Rien de très nouveau sous le soleil : on suit clairement la vague, en souhaitant une meilleure cohérence institutionnelle dans cet effort pour la diffusion des connaissances ? en témoigne ce résumé des recommandations :

? Recognize that publishing is an integral part of the core mission and activities of universities, and take ownership of it.
? Take inventory of the landscape of publishing activities currently taking place within your university.
? Develop a strategic approach to publishing on your campus, including what publication services should be provided to your constituents, how they should be provided and funded, how publishing should relate to tenure decisions, and a position on intellectual assets.
? Create the organizational structure necessary to implement this strategy and leverage the resources of the university.
? Consider the importance of publishing towards an institution?s reputation, especially when associated with core academic strengths.
? Develop online publishing capabilities for backlist and frontlist content and for new emerging formats.
? Develop a shared electronic publishing infrastructure across universities to save costs, create scale, leverage expertise, innovate, extend the brand of U.S. higher education, create an interlinked environment of information, and provide a robust alternative to commercial competitors.
? Commit resources to deliver an agreed strategic plan for scholarly communication.

Cohérence, bonnes intentions, convergence : tout ce qui est attendu d’un tel rapport, rien de plus. Ce qui peut étonner, ce sont certains résultats du sondage que l’organisme a réalisé auprès des universités et des presses universitaires. Ainsi, dans les annexes du rapport, on parle des abonnements aux revues savantes :

Are you experiencing a drop-off in institutional print subscriptions due to the availability of electronic journals?
– No decline: 18% (3)
– Modest decline: 53% (9)
– Substantial decline: 29% (5)

Question suivante, sur la perception de l’avenir:

Do you anticipate that institutional subscriptions to the print (as opposed to electronic) versions of your journals will disappear in:
– 3-5 years: 38% (6)
– Not in the foreseeable future / never: 62% (10)

Question spécifiquement sur le financement, cette fois:

Could your press’ current business model for scholarly journals accommodate a transition of all your institutional subscriptions to electronic-only (i.e. complete transition away from print)?
– Yes: 80% (8)
– No: 20% (2)
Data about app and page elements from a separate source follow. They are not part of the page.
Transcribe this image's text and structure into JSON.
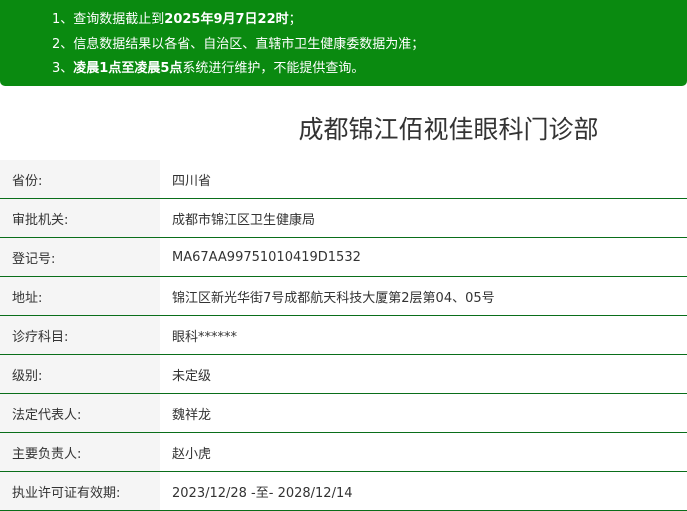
{
  "notice": {
    "line1_prefix": "1、查询数据截止到",
    "line1_bold": "2025年9月7日22时",
    "line1_suffix": "；",
    "line2": "2、信息数据结果以各省、自治区、直辖市卫生健康委数据为准；",
    "line3_prefix": "3、",
    "line3_bold": "凌晨1点至凌晨5点",
    "line3_suffix": "系统进行维护，不能提供查询。"
  },
  "org_name": "成都锦江佰视佳眼科门诊部",
  "rows": [
    {
      "label": "省份:",
      "value": "四川省"
    },
    {
      "label": "审批机关:",
      "value": "成都市锦江区卫生健康局"
    },
    {
      "label": "登记号:",
      "value": "MA67AA99751010419D1532"
    },
    {
      "label": "地址:",
      "value": "锦江区新光华街7号成都航天科技大厦第2层第04、05号"
    },
    {
      "label": "诊疗科目:",
      "value": "眼科******"
    },
    {
      "label": "级别:",
      "value": "未定级"
    },
    {
      "label": "法定代表人:",
      "value": "魏祥龙"
    },
    {
      "label": "主要负责人:",
      "value": "赵小虎"
    },
    {
      "label": "执业许可证有效期:",
      "value": "2023/12/28 -至- 2028/12/14"
    }
  ]
}
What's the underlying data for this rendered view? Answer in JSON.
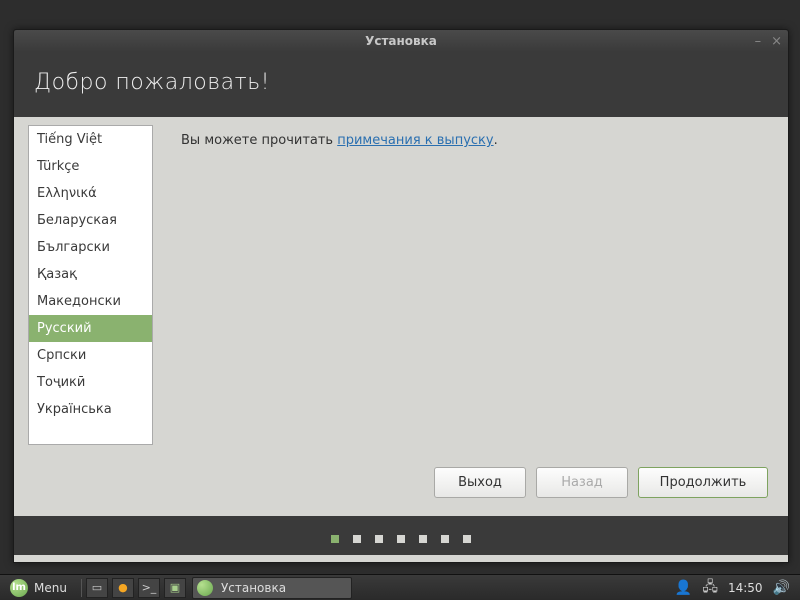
{
  "window": {
    "title": "Установка",
    "welcome": "Добро пожаловать!"
  },
  "hint": {
    "prefix": "Вы можете прочитать ",
    "link": "примечания к выпуску",
    "suffix": "."
  },
  "languages": [
    {
      "label": "Tiếng Việt",
      "selected": false
    },
    {
      "label": "Türkçe",
      "selected": false
    },
    {
      "label": "Ελληνικά",
      "selected": false
    },
    {
      "label": "Беларуская",
      "selected": false
    },
    {
      "label": "Български",
      "selected": false
    },
    {
      "label": "Қазақ",
      "selected": false
    },
    {
      "label": "Македонски",
      "selected": false
    },
    {
      "label": "Русский",
      "selected": true
    },
    {
      "label": "Српски",
      "selected": false
    },
    {
      "label": "Тоҷикӣ",
      "selected": false
    },
    {
      "label": "Українська",
      "selected": false
    }
  ],
  "buttons": {
    "quit": "Выход",
    "back": "Назад",
    "continue": "Продолжить"
  },
  "progress": {
    "current": 0,
    "total": 7
  },
  "panel": {
    "menu": "Menu",
    "task": "Установка",
    "clock": "14:50"
  }
}
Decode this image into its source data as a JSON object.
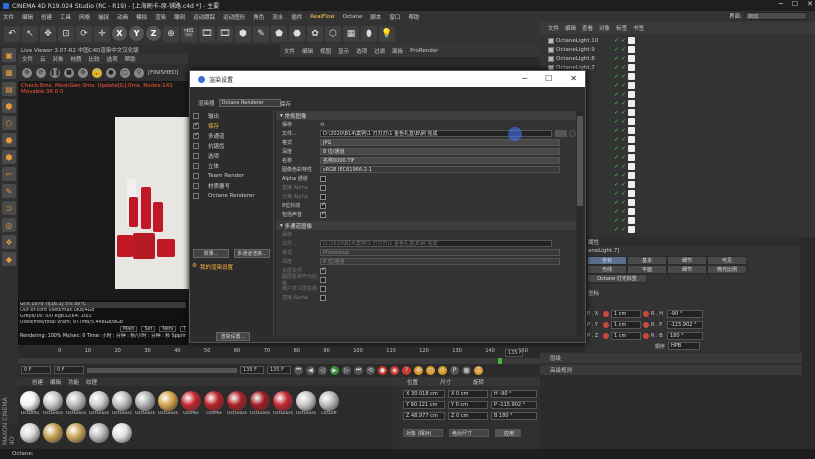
{
  "title": "CINEMA 4D R19.024 Studio (RC - R19) - [上海刷卡-原-铺路.c4d *] - 主要",
  "menu": [
    "文件",
    "编辑",
    "创建",
    "工具",
    "网格",
    "捕捉",
    "动画",
    "模拟",
    "渲染",
    "雕刻",
    "运动跟踪",
    "运动图形",
    "角色",
    "流水",
    "插件",
    "RealFlow",
    "Octane",
    "脚本",
    "窗口",
    "帮助"
  ],
  "layout": {
    "label": "界面:",
    "value": "启动"
  },
  "toolbar": [
    "↶",
    "↖",
    "✥",
    "⊡",
    "⟳",
    "✛",
    "X",
    "Y",
    "Z",
    "⊕",
    "🎬",
    "🎞",
    "🎞",
    "⬢",
    "✎",
    "⬟",
    "⬣",
    "✿",
    "⬡",
    "▦",
    "⬮",
    "💡"
  ],
  "viewport": {
    "title": "Live Viewer 3.07-R2 中国C4D渲染中文汉化版",
    "menu": [
      "文件",
      "云",
      "对象",
      "材质",
      "比较",
      "选项",
      "帮助"
    ],
    "finished": "[FINISHED]",
    "info": "Check:8ms. MeshGen:0ms. Update[G]:0ms. Nodes:141 Movable:36 0 0"
  },
  "stats": [
    "GTX 1070 Ti[16.1]  5%  50°C",
    "Out-of-core used/max:0Kb/4Gb",
    "Grey8/16: 0/0     Rgb32/64: 20/2",
    "Used/free/total vram: 977MB/5.448Gb/8Gb",
    "Rendering: 100%  Ms/sec: 0  Time: 小时 : 分钟 : 秒/小时 : 分钟 : 秒 Spp/maxspp: 80/80  Tri: 0/2045k Mesh: 209 Hair: 0"
  ],
  "statsTabs": [
    "Main",
    "Set",
    "Nets",
    "Time"
  ],
  "topmid": [
    "文件",
    "编辑",
    "查看",
    "对象",
    "标签",
    "书签"
  ],
  "midtabs": [
    "模式",
    "编辑",
    "用户数据"
  ],
  "midmenu": [
    "文件",
    "编辑",
    "视图",
    "显示",
    "选项",
    "过滤",
    "面板",
    "ProRender"
  ],
  "objects": {
    "header": [
      "文件",
      "编辑",
      "查看",
      "对象",
      "标签",
      "书签"
    ],
    "rows": [
      "OctaneLight.10",
      "OctaneLight.9",
      "OctaneLight.8",
      "OctaneLight.7",
      "",
      "",
      "",
      "",
      "",
      "",
      "",
      "",
      "",
      "",
      "",
      "mera",
      "",
      "",
      "",
      "",
      "",
      ""
    ]
  },
  "attr": {
    "header": "属性",
    "obj": "aneLight.7]",
    "tabs1": [
      "坐标",
      "基本",
      "细节",
      "可见"
    ],
    "tabs2": [
      "光线",
      "平面",
      "细节",
      "微光比例"
    ],
    "tabs3": [
      "Octane 灯光标签"
    ],
    "coordsTitle": "坐标",
    "coords": [
      {
        "a": "P . X",
        "av": "1 cm",
        "b": "R . H",
        "bv": "-90 °"
      },
      {
        "a": "P . Y",
        "av": "1 cm",
        "b": "R . P",
        "bv": "-115.902 °"
      },
      {
        "a": "P . Z",
        "av": "1 cm",
        "b": "R . B",
        "bv": "180 °"
      }
    ],
    "order": "顺序",
    "orderVal": "HPB"
  },
  "extra": [
    "层级",
    "高级规则"
  ],
  "timeline": {
    "ticks": [
      "0",
      "10",
      "20",
      "30",
      "40",
      "50",
      "60",
      "70",
      "80",
      "90",
      "100",
      "110",
      "120",
      "130",
      "140",
      "150"
    ],
    "frame": "0 F",
    "start": "0 F",
    "end": "135 F",
    "endB": "135 F",
    "cur": "135 F"
  },
  "materials": {
    "tabs": [
      "创建",
      "编辑",
      "功能",
      "纹理"
    ],
    "items": [
      {
        "label": "OctDiffu",
        "color": "#f3f3f3"
      },
      {
        "label": "OctGloss",
        "color": "#c8c8c8"
      },
      {
        "label": "OctGloss",
        "color": "#bdbdbd"
      },
      {
        "label": "OctGloss",
        "color": "#cfcfcf"
      },
      {
        "label": "OctGloss",
        "color": "#c0c0c0"
      },
      {
        "label": "OctGloss",
        "color": "#b1b1b1"
      },
      {
        "label": "OctGloss",
        "color": "#d6a64a"
      },
      {
        "label": "OctMix",
        "color": "#c5262d"
      },
      {
        "label": "OctMix",
        "color": "#b8222a"
      },
      {
        "label": "OctGloss",
        "color": "#a81e25"
      },
      {
        "label": "OctGloss",
        "color": "#9e1b22"
      },
      {
        "label": "OctGloss",
        "color": "#c22630"
      },
      {
        "label": "OctGloss",
        "color": "#c8c8c8"
      },
      {
        "label": "OctDiff",
        "color": "#bbbbbb"
      },
      {
        "label": "",
        "color": "#d8d8d8"
      },
      {
        "label": "",
        "color": "#c8a052"
      },
      {
        "label": "",
        "color": "#caa65a"
      },
      {
        "label": "",
        "color": "#bdbdbd"
      },
      {
        "label": "",
        "color": "#e2e2e2"
      }
    ]
  },
  "coordPanel": {
    "headers": [
      "位置",
      "尺寸",
      "旋转"
    ],
    "rows": [
      {
        "p": "X  30.018 cm",
        "s": "X  0 cm",
        "r": "H  -90 °"
      },
      {
        "p": "Y  90.121 cm",
        "s": "Y  0 cm",
        "r": "P  -115.902 °"
      },
      {
        "p": "Z  48.977 cm",
        "s": "Z  0 cm",
        "r": "B  180 °"
      }
    ],
    "mode1": "对象 (相对)",
    "mode2": "绝对尺寸",
    "apply": "应用"
  },
  "status": "Octane:",
  "maxon": "MAXON CINEMA 4D",
  "dialog": {
    "title": "渲染设置",
    "rendererLabel": "渲染器",
    "renderer": "Octane Renderer",
    "save": "保存",
    "left": [
      {
        "t": "输出",
        "on": false
      },
      {
        "t": "保存",
        "on": true,
        "sel": true
      },
      {
        "t": "多通道",
        "on": true
      },
      {
        "t": "抗锯齿",
        "on": false
      },
      {
        "t": "选项",
        "on": false
      },
      {
        "t": "立体",
        "on": false
      },
      {
        "t": "Team Render",
        "on": false
      },
      {
        "t": "材质覆写",
        "on": false
      },
      {
        "t": "Octane Renderer",
        "on": false
      }
    ],
    "effectBtn": "效果...",
    "multiBtn": "多通道渲染...",
    "myRender": "我的渲染设置",
    "renderSettingsBtn": "渲染设置...",
    "regular": "常规图像",
    "saveRow": "保存",
    "fileLabel": "文件...",
    "filePath": "D:\\2020\\B14\\案例\\1 刃刃刃\\1 金色礼盒\\B\\刷 完成",
    "formatLabel": "格式",
    "format": "JPG",
    "depthLabel": "深度",
    "depth": "8 位/通道",
    "nameLabel": "名称",
    "name": "名称0000.TIF",
    "profileLabel": "图像色彩特性",
    "profile": "sRGB IEC61966-2.1",
    "alphaLabel": "Alpha 通道",
    "straightLabel": "直接 Alpha",
    "sepLabel": "分离 Alpha",
    "bitLabel": "8位抖动",
    "soundLabel": "包括声音",
    "multiHdr": "多通道图像",
    "mSave": "保存",
    "mFile": "文件...",
    "mPath": "D:\\2020\\B14\\案例\\1 刃刃刃\\1 金色礼盒\\B\\刷 完成",
    "mFormat": "格式",
    "mFormatVal": "Photoshop",
    "mDepth": "深度",
    "mDepthVal": "8 位/通道",
    "mLayer": "多层文件",
    "mName": "图层名称作为后缀",
    "mUser": "用户定义层名称",
    "mStraight": "直接 Alpha"
  }
}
Les résultats sont certes partiels et d’un échantillon restreint, mais il témoigne bien d’une bonne volonté, d’une ouverture, mais qui demeure à l’état de discours: quand vient le temps d’envisager les sommes qui entrent par les abonnements, on prétend que les bibliothèques universitaires poursuivront indéfiniment leur mission de financement des revues savantes par le paiement d’abonnements exorbitants… Oeillères, aveuglement, refus d’envisager un bouleversement du modèle économique?